Judgement for the freedom of speech
Updated: Feb 4
BDS Debate – the city of Munich is subject to the Higher Administrative Court
by Norman Paech
The City of Munich has experienced a welcome defeat by the Higher Administrative Court of Bavaria (Bayerischer Verwaltungsgerichtshof – BayVGH). The city had refused to allow the use of meeting rooms for a meeting where the subject “how much is Munich restricting the freedom of speech?" At that meeting the city council resolution of 13 December 2017 and "its consequences” was to be discussed. With its judgement from 17 November 2020, the BayVGH has recognised a violation of guaranteed basic freedom of expression, and caused the plaintiff Klaus Ried to provide a meeting room.
This raises the question, naturally, why the city does not want to allow open discussion about the city council resolution? It has decreed that “organisations and individuals who want to organise meetings in municipal institutions which address the content, themes and goals of the BDS (Boycott, Divestment and Sanctions) campaign, support them, pursue them or advertise them” should be “excluded from the provision or rental of rooms”.
This is all about the Palestinian boycott campaign BDS, that has found a wide resonance in Europe and is also being fought here, under the suspicion of anti-semitism. The movement is anything but anti-semitism. Its only goal is to move the Israeli government to observe the basic principles of international law, to reverse the annexation of Palestinian land and to end the occupation régime. It is the last possibility of their political resistance. Meanwhile a row of local parliaments have passed an anti-semitism verdict against the BDS movement. As has, finally, the Bundestag also, with its resolution from 17 May 2019 “Resisting the BDS movement decisively – fighting anti-semitism.” This makes discussions about the future of Palestine in public rooms barely possibly, as the BDS movement has increasingly become part of this future.
Meanwhile, Munich does not allow either critical Palestinian or Jewish artists to speak. The showing of the documentary film “Broken – A Palestinian Journey Through International Law and Justice” with the director Mohammed Alatar was prevented. This because “it is to assume that, with a realistic consideration, the meeting cannot take place without engaging with the content, themes and aims of the BDS campaign." And the Israeli musician Nirit Sommerfeld was threatened with the termination of insurance for her concert with her band Shlomo Geistreich. Moreover it was demanded of her “not to express and anti-semitic content” and not to advertise “the contents, themes and goals of the BDS campaign”. Two months before the city council resolution, Judith Bernstein, speaker of the Jewish-Palestinian dialogue group 'Munich', could only make a speech about her home city of Jerusalem after receiving a court order.

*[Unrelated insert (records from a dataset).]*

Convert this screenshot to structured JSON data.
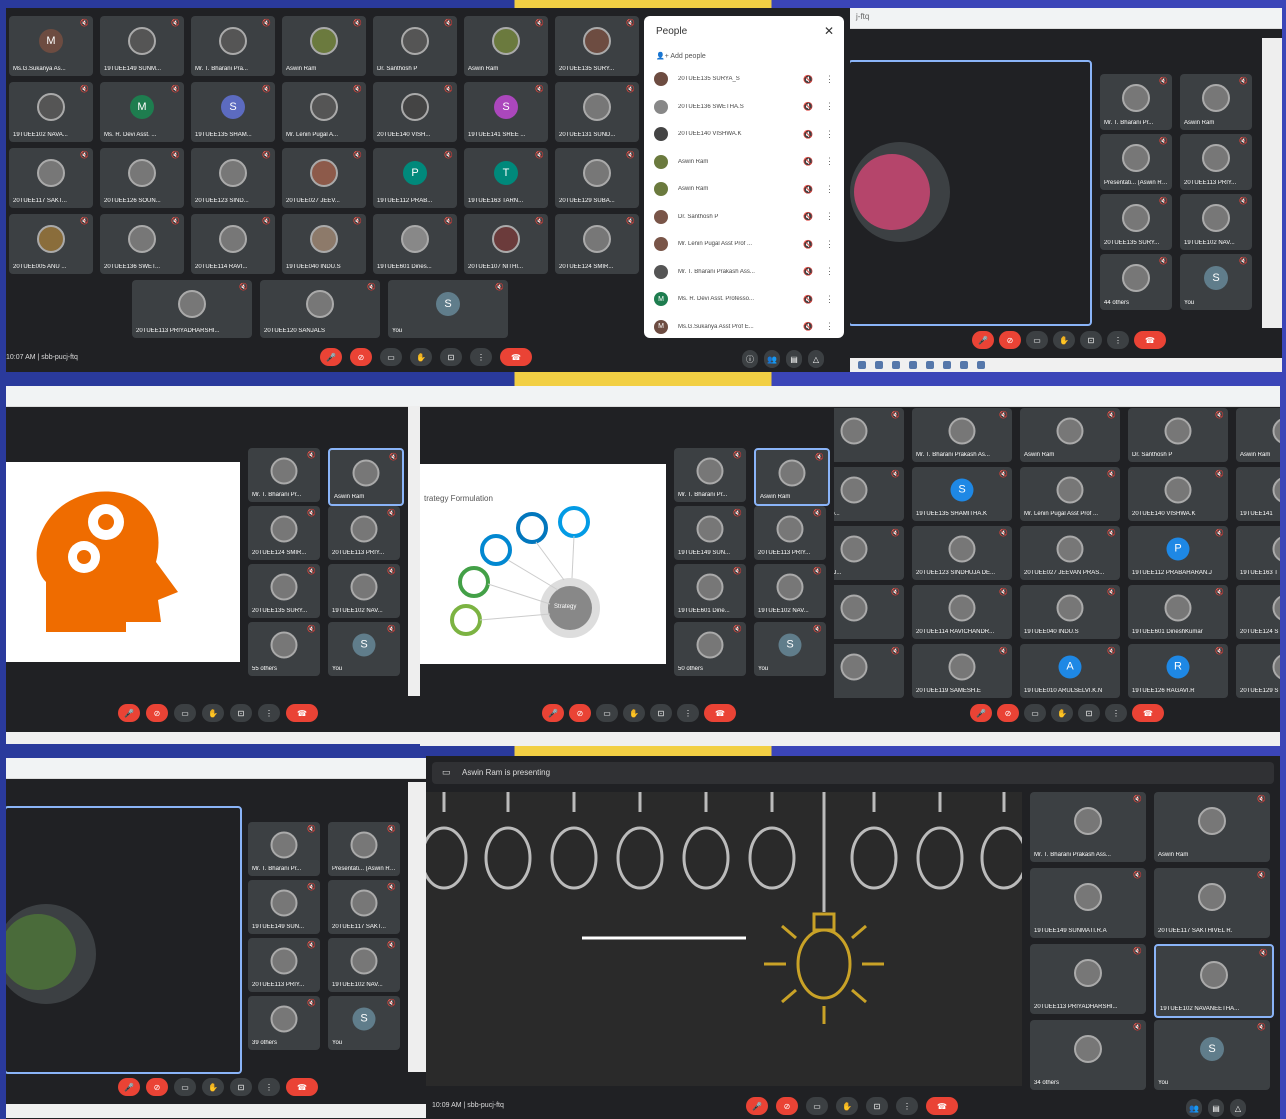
{
  "panel1": {
    "tiles": [
      {
        "name": "Ms.G.Sukanya As...",
        "initial": "M",
        "color": "#6d4c41"
      },
      {
        "name": "19TUEE149 SUNM...",
        "initial": "",
        "color": "#555"
      },
      {
        "name": "Mr. T. Bharani Pra...",
        "initial": "",
        "color": "#555"
      },
      {
        "name": "Aswin Ram",
        "initial": "",
        "color": "#6b7a3e"
      },
      {
        "name": "Dr. Santhosh P",
        "initial": "",
        "color": "#555"
      },
      {
        "name": "Aswin Ram",
        "initial": "",
        "color": "#6b7a3e"
      },
      {
        "name": "20TUEE135 SURY...",
        "initial": "",
        "color": "#6d4c41"
      },
      {
        "name": "19TUEE102 NAVA...",
        "initial": "",
        "color": "#555"
      },
      {
        "name": "Ms. R. Devi Asst. ...",
        "initial": "M",
        "color": "#1e7d4f"
      },
      {
        "name": "19TUEE135 SHAM...",
        "initial": "S",
        "color": "#5c6bc0"
      },
      {
        "name": "Mr. Lenin Pugal A...",
        "initial": "",
        "color": "#555"
      },
      {
        "name": "20TUEE140 VISH...",
        "initial": "",
        "color": "#444"
      },
      {
        "name": "19TUEE141 SREE ...",
        "initial": "S",
        "color": "#ab47bc"
      },
      {
        "name": "20TUEE131 SUND...",
        "initial": "",
        "color": "#777"
      },
      {
        "name": "20TUEE117 SAKT...",
        "initial": "",
        "color": "#777"
      },
      {
        "name": "20TUEE126 SOUN...",
        "initial": "",
        "color": "#777"
      },
      {
        "name": "20TUEE123 SIND...",
        "initial": "",
        "color": "#777"
      },
      {
        "name": "20TUEE027 JEEV...",
        "initial": "",
        "color": "#8d5a4a"
      },
      {
        "name": "19TUEE112 PRAB...",
        "initial": "P",
        "color": "#00897b"
      },
      {
        "name": "19TUEE163 TARN...",
        "initial": "T",
        "color": "#00897b"
      },
      {
        "name": "20TUEE129 SUBA...",
        "initial": "",
        "color": "#777"
      },
      {
        "name": "20TUEE005 ANU ...",
        "initial": "",
        "color": "#8a6d3b"
      },
      {
        "name": "20TUEE136 SWET...",
        "initial": "",
        "color": "#777"
      },
      {
        "name": "20TUEE114 RAVI...",
        "initial": "",
        "color": "#777"
      },
      {
        "name": "19TUEE040 INDU.S",
        "initial": "",
        "color": "#8d7a6a"
      },
      {
        "name": "19TUEE601 Dines...",
        "initial": "",
        "color": "#888"
      },
      {
        "name": "20TUEE107 NITHI...",
        "initial": "",
        "color": "#6b3b3b"
      },
      {
        "name": "20TUEE124 SMIR...",
        "initial": "",
        "color": "#777"
      }
    ],
    "bottom_tiles": [
      {
        "name": "20TUEE113 PRIYADHARSHI...",
        "initial": ""
      },
      {
        "name": "20TUEE120 SANJALS",
        "initial": ""
      },
      {
        "name": "You",
        "initial": "S"
      }
    ],
    "time": "10:07 AM",
    "meeting_code": "sbb-pucj-ftq"
  },
  "people_panel": {
    "title": "People",
    "add_label": "Add people",
    "close": "✕",
    "rows": [
      {
        "name": "20TUEE135 SURYA_S",
        "initial": "",
        "color": "#6d4c41"
      },
      {
        "name": "20TUEE136 SWETHA.S",
        "initial": "",
        "color": "#888"
      },
      {
        "name": "20TUEE140 VISHWA.K",
        "initial": "",
        "color": "#444"
      },
      {
        "name": "Aswin Ram",
        "initial": "",
        "color": "#6b7a3e"
      },
      {
        "name": "Aswin Ram",
        "initial": "",
        "color": "#6b7a3e"
      },
      {
        "name": "Dr. Santhosh P",
        "initial": "",
        "color": "#795548"
      },
      {
        "name": "Mr. Lenin Pugal Asst Prof ...",
        "initial": "",
        "color": "#795548"
      },
      {
        "name": "Mr. T. Bharani Prakash Ass...",
        "initial": "",
        "color": "#555"
      },
      {
        "name": "Ms. R. Devi Asst. Professo...",
        "initial": "M",
        "color": "#1e7d4f"
      },
      {
        "name": "Ms.G.Sukanya Asst Prof E...",
        "initial": "M",
        "color": "#6d4c41"
      }
    ]
  },
  "panel2": {
    "side_tiles": [
      {
        "name": "Mr. T. Bharani Pr...",
        "initial": ""
      },
      {
        "name": "Aswin Ram",
        "initial": ""
      },
      {
        "name": "Presentati... (Aswin Ra...",
        "initial": ""
      },
      {
        "name": "20TUEE113 PRIY...",
        "initial": ""
      },
      {
        "name": "20TUEE135 SURY...",
        "initial": ""
      },
      {
        "name": "19TUEE102 NAV...",
        "initial": ""
      },
      {
        "name": "44 others",
        "initial": ""
      },
      {
        "name": "You",
        "initial": "S"
      }
    ]
  },
  "panel3": {
    "side_tiles": [
      {
        "name": "Mr. T. Bharani Pr...",
        "initial": ""
      },
      {
        "name": "Aswin Ram",
        "initial": ""
      },
      {
        "name": "20TUEE124 SMIR...",
        "initial": ""
      },
      {
        "name": "20TUEE113 PRIY...",
        "initial": ""
      },
      {
        "name": "20TUEE135 SURY...",
        "initial": ""
      },
      {
        "name": "19TUEE102 NAV...",
        "initial": ""
      },
      {
        "name": "55 others",
        "initial": ""
      },
      {
        "name": "You",
        "initial": "S"
      }
    ]
  },
  "panel4": {
    "slide_title": "trategy Formulation",
    "center_label": "Strategy",
    "side_tiles": [
      {
        "name": "Mr. T. Bharani Pr...",
        "initial": ""
      },
      {
        "name": "Aswin Ram",
        "initial": ""
      },
      {
        "name": "19TUEE149 SUN...",
        "initial": ""
      },
      {
        "name": "20TUEE113 PRIY...",
        "initial": ""
      },
      {
        "name": "19TUEE601 Dine...",
        "initial": ""
      },
      {
        "name": "19TUEE102 NAV...",
        "initial": ""
      },
      {
        "name": "50 others",
        "initial": ""
      },
      {
        "name": "You",
        "initial": "S"
      }
    ]
  },
  "panel5": {
    "tiles": [
      {
        "name": "MATI.R.A",
        "initial": ""
      },
      {
        "name": "Mr. T. Bharani Prakash As...",
        "initial": ""
      },
      {
        "name": "Aswin Ram",
        "initial": ""
      },
      {
        "name": "Dr. Santhosh P",
        "initial": ""
      },
      {
        "name": "Aswin Ram",
        "initial": ""
      },
      {
        "name": "i Professo...",
        "initial": ""
      },
      {
        "name": "19TUEE135 SHAMITHA.K",
        "initial": "S"
      },
      {
        "name": "Mr. Lenin Pugal Asst Prof ...",
        "initial": ""
      },
      {
        "name": "20TUEE140 VISHWA.K",
        "initial": ""
      },
      {
        "name": "19TUEE141",
        "initial": ""
      },
      {
        "name": "UNDARAJ...",
        "initial": ""
      },
      {
        "name": "20TUEE123 SINDHUJA DE...",
        "initial": ""
      },
      {
        "name": "20TUEE027 JEEVAN PRAS...",
        "initial": ""
      },
      {
        "name": "19TUEE112 PRABAHARAN.J",
        "initial": "P"
      },
      {
        "name": "19TUEE163 T",
        "initial": ""
      },
      {
        "name": "IVYA S.",
        "initial": ""
      },
      {
        "name": "20TUEE114 RAVICHANDR...",
        "initial": ""
      },
      {
        "name": "19TUEE040 INDU.S",
        "initial": ""
      },
      {
        "name": "19TUEE601 DineshKumar",
        "initial": ""
      },
      {
        "name": "20TUEE124 S",
        "initial": ""
      },
      {
        "name": "IYA.P",
        "initial": ""
      },
      {
        "name": "20TUEE119 SAMESH.E",
        "initial": ""
      },
      {
        "name": "19TUEE010 ARULSELVI.K.N",
        "initial": "A"
      },
      {
        "name": "19TUEE126 RAGAVI.R",
        "initial": "R"
      },
      {
        "name": "20TUEE129 S",
        "initial": ""
      }
    ]
  },
  "panel6": {
    "side_tiles": [
      {
        "name": "Mr. T. Bharani Pr...",
        "initial": ""
      },
      {
        "name": "Presentati... (Aswin Ra...",
        "initial": ""
      },
      {
        "name": "19TUEE149 SUN...",
        "initial": ""
      },
      {
        "name": "20TUEE117 SAKT...",
        "initial": ""
      },
      {
        "name": "20TUEE113 PRIY...",
        "initial": ""
      },
      {
        "name": "19TUEE102 NAV...",
        "initial": ""
      },
      {
        "name": "39 others",
        "initial": ""
      },
      {
        "name": "You",
        "initial": "S"
      }
    ]
  },
  "panel7": {
    "presenting_label": "Aswin Ram is presenting",
    "side_tiles": [
      {
        "name": "Mr. T. Bharani Prakash Ass...",
        "initial": ""
      },
      {
        "name": "Aswin Ram",
        "initial": ""
      },
      {
        "name": "19TUEE149 SUNMATI.R.A",
        "initial": ""
      },
      {
        "name": "20TUEE117 SAKTHIVEL R.",
        "initial": ""
      },
      {
        "name": "20TUEE113 PRIYADHARSHI...",
        "initial": ""
      },
      {
        "name": "19TUEE102 NAVANEETHA...",
        "initial": ""
      },
      {
        "name": "34 others",
        "initial": ""
      },
      {
        "name": "You",
        "initial": "S"
      }
    ],
    "time": "10:09 AM",
    "meeting_code": "sbb-pucj-ftq"
  },
  "labels": {
    "url_fragment": "j-ftq"
  }
}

The Higher Administrative Court was clever enough not to engage with the by now fully arbitrary differentiation between what is and what is not anti-semitic. They said “even if it were clearly provable according to objective criteria, this would not be of itself a justification for a limitation of the freedom of opinion”. But the Court did opine that only when anti-semitic statements “endanger public peace through public conflict, and thus mark the transition to aggression or a breach of law” - would the the refusal of public facilities justified. But this "cannot be said in conjunction with the BDS campaign according to the currently discernible circumstances”.
In normal times, this judgement would be self-evident. Our constitution and a functioning democracy don’t allow any other decision. But in times of an omnipresent suspicion of anti-semitism, this decision is a great victory for freedom of speech and a slap in the face for the city. Let the judgement act as a precedent. This judgement should have nothing to fear from a revision by the Federal Constitutional Court, that the city now wants to file.

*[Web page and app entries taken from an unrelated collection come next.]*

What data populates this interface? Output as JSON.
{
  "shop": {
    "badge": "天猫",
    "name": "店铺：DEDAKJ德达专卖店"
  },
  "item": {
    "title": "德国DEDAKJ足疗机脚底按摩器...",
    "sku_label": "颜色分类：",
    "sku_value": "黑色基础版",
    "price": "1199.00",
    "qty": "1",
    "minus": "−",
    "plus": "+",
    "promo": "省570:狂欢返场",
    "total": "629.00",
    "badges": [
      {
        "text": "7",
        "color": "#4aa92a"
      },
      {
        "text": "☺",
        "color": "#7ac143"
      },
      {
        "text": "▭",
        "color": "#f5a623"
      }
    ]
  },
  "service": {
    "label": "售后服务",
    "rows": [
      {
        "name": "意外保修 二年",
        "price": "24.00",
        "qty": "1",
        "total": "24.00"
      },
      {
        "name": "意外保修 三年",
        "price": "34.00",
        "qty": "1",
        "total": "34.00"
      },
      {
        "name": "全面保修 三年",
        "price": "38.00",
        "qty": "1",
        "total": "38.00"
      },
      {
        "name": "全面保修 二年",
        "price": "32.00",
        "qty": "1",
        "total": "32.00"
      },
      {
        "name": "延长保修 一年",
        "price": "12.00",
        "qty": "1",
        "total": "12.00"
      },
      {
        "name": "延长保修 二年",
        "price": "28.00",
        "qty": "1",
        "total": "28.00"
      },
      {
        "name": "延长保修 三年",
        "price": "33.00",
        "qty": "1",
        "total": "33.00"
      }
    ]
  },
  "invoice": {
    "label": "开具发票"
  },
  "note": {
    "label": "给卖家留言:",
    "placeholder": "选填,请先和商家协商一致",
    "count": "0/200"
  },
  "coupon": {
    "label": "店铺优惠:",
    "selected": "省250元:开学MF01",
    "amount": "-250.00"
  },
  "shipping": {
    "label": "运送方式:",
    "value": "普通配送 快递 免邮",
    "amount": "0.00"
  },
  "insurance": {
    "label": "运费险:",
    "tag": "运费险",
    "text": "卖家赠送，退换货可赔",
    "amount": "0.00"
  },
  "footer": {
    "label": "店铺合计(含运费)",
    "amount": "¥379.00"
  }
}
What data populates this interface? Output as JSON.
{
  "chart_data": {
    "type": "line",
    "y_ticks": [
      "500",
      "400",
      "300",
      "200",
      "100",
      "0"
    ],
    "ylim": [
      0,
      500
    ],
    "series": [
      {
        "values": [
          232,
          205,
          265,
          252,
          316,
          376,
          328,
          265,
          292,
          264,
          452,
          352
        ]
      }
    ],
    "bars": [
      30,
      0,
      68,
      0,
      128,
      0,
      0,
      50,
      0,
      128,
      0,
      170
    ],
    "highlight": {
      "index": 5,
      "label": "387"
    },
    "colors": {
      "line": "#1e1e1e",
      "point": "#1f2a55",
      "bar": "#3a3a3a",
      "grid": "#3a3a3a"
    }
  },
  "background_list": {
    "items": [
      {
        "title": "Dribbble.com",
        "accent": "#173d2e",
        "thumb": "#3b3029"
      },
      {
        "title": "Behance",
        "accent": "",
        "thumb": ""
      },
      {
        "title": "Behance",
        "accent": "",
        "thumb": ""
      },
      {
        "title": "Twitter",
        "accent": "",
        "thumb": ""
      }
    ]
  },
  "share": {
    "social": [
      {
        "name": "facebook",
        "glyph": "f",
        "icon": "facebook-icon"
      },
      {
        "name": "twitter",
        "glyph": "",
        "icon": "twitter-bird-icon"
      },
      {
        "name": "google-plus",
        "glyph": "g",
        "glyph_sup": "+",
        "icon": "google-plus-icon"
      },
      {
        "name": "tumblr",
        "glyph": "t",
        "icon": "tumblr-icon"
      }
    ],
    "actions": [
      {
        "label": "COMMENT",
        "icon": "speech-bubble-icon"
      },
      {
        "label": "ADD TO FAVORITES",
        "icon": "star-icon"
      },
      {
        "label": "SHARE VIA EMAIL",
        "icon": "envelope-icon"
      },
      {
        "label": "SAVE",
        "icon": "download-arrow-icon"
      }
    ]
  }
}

Norman Paech is an emeritus professor for constitutional and internationals law and a former MP for die LINKE. This article first appeared in German in junge Welt. Translation: Phil Butland. Reproduced with the author's permission